Meanwhile Delta Air Lines has launched and priced a $500 million enhanced equipment trust certificates (EETC) issuance. The offering is split into three tranches. Two senior slices comprise: $312.524 million Class AA notes, rated Aa3 by Moody’s and AA by Standard & Poor’s, which amortize over 11.9 years, with a 8.9 year average life and a 45% initial loan-to-value ratio (LTV), priced at 3.625% and 20 basis points (bps) make-whole spread over Treasuries; and $69.449 million Class A notes, rated A1 by Moody’s and A+ by S&P, which also amortize over 11.9 years with a WAL of 8.9 years and an LTV of 55%, priced at 3.875% with 25bps make whole over Treasuries. The subordinate B Class of notes totalling $118.027 million, rated Baa2 by Moody’s and BBB by S&P, have a LTV of 72% and priced at 4.250% with a 40bps make-whole spread over Treasuries. There is an 18 month liquidity facility provided by Commonwealth Bank of Australia (New York branch).

The sole structuring agent and lead joint bookrunner on the deal is Morgan Stanley. Joint lead bookrunners are Credit Suisse, Citi, Deutsche Bank and Goldman Sachs. Passive bookrunners are BNP Paribas, Credit Agricole and Natixis.

The certificates are secured on a portfolio of 15 Boeing B737-900ER aircraft delivered new to Delta between September 2013 and February 2014, which were originally funded with cash.

The Aa3 rating of the Class AA is eight notches above Delta’s corporate rating of Ba2, and two more than has been typically assigned to the most senior tranche of EETCs. Moody’s states that this reflects the superior characteristics of the Class AA notes.

“The sizing of the senior tranche reflects a change from the norm for EETCs. Moody’s estimates the peak loan-to-value (LTV) in the mid-40% range (before priority claims), or about ten to fifteen points lower than that of the most senior tranche of EETCs issued since 2004. Moody’s estimates the peak LTV of the Class A tranche in the mid-50% range, about level with that of the senior tranche of other EETC transactions.”
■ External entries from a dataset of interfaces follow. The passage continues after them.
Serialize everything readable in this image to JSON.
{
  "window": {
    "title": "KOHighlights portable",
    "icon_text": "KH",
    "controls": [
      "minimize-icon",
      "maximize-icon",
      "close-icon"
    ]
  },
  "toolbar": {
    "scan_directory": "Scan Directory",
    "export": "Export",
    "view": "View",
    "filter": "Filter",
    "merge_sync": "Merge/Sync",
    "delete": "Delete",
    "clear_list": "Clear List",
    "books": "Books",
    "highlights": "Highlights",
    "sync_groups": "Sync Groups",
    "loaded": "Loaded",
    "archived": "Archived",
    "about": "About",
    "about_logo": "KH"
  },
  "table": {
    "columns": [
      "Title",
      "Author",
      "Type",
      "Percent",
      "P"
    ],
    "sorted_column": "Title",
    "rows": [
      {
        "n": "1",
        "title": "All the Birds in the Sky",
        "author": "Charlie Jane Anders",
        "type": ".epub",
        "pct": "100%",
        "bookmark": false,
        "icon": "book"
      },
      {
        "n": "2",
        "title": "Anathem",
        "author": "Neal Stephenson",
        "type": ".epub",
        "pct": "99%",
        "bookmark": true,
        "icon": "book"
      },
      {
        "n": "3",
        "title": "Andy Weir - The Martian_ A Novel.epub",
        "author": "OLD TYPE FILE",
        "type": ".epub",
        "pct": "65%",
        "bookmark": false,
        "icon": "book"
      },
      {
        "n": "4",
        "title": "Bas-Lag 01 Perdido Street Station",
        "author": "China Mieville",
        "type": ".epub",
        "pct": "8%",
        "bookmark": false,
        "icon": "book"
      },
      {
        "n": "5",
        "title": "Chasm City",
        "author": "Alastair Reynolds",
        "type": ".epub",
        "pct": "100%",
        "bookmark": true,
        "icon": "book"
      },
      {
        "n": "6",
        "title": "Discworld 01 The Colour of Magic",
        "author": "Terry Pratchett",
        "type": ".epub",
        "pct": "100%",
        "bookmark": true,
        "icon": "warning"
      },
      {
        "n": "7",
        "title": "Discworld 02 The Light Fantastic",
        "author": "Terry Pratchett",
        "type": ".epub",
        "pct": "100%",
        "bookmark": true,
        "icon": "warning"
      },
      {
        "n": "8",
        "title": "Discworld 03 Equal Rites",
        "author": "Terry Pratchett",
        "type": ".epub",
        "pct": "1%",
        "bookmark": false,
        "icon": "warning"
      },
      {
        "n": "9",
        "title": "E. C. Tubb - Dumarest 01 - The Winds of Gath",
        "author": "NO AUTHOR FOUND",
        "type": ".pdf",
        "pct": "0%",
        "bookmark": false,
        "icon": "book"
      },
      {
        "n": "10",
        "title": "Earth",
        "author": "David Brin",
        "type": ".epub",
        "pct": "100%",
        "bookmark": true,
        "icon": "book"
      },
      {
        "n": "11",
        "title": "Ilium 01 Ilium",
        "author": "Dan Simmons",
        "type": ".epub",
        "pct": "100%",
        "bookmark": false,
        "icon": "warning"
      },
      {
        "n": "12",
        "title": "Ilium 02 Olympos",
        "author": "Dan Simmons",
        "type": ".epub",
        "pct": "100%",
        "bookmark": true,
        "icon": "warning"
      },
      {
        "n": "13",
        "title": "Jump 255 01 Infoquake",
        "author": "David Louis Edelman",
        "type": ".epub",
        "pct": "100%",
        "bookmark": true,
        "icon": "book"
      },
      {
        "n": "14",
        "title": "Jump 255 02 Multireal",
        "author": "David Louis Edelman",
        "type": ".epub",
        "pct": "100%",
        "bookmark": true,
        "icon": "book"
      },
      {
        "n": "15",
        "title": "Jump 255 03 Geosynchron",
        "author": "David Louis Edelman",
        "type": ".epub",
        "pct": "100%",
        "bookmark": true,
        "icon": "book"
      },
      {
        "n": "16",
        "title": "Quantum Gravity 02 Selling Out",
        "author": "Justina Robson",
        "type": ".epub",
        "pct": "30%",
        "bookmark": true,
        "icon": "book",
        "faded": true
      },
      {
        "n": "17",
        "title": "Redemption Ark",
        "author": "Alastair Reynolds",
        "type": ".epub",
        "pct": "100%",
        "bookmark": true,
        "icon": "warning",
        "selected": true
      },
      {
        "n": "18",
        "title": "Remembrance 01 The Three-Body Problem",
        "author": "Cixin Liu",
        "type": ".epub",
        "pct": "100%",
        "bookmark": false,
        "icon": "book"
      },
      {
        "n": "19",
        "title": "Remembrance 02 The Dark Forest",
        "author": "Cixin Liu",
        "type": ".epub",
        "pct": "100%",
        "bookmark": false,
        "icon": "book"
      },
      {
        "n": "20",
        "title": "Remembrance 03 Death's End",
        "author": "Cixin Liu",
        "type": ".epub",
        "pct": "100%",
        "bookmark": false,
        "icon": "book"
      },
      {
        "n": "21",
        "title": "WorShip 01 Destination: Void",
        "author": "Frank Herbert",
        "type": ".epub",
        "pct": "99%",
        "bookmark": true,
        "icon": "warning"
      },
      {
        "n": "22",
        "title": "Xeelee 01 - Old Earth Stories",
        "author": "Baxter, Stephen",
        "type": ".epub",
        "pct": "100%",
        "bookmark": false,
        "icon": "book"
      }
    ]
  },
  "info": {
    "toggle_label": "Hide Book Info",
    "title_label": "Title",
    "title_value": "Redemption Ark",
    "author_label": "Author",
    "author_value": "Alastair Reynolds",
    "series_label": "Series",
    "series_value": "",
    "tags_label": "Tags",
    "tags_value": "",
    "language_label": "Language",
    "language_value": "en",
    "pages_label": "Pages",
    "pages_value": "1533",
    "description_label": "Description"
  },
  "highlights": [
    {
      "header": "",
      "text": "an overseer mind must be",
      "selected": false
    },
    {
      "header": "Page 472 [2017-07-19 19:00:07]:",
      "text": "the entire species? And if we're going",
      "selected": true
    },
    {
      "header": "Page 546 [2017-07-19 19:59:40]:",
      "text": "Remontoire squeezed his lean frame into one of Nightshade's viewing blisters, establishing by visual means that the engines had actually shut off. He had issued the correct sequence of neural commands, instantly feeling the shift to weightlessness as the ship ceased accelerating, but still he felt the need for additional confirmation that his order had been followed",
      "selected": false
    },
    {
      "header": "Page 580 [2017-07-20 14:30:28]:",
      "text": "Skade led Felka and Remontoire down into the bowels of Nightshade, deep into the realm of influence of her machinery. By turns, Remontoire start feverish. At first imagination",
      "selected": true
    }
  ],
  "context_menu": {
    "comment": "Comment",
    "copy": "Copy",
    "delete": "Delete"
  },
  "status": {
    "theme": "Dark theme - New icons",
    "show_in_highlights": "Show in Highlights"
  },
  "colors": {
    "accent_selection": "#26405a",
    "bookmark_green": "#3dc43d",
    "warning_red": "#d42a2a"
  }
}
The strong collateral in the 737-900ER, which is forecast to remain the backbone of Delta’s narrow-body fleet over the next 12 years, contributed to the high rating so too did the combination of the relatively lower LTVs and the low coupon pricing, which the rating agency says increases “the probability of affirmation by Delta during a reorganization relative to that of the company’s existing EETCs”.

Delta is also planning to arrange a $1.5bn revolving credit facility due in 2020 and a $500 million term loan B due in 2022. The proceeds of the term loan ($500 million), the proceeds of the Series 2015-1 EETC ($381 million) and cash will repay the company’s $1.3 billion term loan scheduled to mature in March 2017. The new revolver will replace the company’s $1.225 billion revolver scheduled to expire in April 2016.

Dino D'Amore
By Dino D'Amore August 11, 2015 14:43